▶ [GOAL OF THE EXERCISE]: What lines below include the string "color"? Pick them out and copy them.

+ + + + + + +

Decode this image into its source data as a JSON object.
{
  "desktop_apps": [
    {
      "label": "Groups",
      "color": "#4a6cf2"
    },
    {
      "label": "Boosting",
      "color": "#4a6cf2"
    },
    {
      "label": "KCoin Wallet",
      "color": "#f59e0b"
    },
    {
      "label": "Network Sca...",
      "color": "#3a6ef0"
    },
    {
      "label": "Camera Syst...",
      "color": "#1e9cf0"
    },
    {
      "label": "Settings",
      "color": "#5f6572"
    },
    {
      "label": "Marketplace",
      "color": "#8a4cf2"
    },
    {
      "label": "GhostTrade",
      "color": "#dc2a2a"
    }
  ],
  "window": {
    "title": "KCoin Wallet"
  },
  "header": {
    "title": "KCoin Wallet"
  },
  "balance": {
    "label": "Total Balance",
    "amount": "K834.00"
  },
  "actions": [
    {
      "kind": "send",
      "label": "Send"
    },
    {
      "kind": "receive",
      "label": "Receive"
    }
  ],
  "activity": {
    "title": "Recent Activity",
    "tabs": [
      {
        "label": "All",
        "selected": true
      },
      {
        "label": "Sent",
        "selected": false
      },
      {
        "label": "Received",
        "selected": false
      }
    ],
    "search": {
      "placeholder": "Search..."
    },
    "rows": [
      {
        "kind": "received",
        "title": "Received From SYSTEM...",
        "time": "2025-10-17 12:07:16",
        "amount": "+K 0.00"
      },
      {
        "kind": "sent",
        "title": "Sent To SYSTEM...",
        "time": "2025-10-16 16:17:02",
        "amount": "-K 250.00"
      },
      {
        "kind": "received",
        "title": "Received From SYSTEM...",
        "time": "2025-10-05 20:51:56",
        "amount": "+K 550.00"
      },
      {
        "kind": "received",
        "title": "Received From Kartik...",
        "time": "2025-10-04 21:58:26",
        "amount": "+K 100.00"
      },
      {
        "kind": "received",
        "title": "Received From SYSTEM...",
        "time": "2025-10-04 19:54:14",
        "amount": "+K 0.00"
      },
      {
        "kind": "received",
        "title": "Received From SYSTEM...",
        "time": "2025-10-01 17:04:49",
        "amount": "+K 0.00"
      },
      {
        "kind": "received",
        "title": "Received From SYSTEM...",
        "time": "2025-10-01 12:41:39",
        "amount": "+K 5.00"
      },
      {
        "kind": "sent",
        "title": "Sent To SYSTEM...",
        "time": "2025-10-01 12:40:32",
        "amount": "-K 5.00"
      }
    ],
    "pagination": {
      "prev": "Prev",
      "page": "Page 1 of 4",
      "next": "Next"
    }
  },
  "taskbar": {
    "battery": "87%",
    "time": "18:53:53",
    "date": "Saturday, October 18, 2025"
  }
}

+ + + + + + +

▶ [RESULT FOR THIS EXERCISE]:
      "color": "#4a6cf2"
      "color": "#4a6cf2"
      "color": "#f59e0b"
      "color": "#3a6ef0"
      "color": "#1e9cf0"
      "color": "#5f6572"
      "color": "#8a4cf2"
      "color": "#dc2a2a"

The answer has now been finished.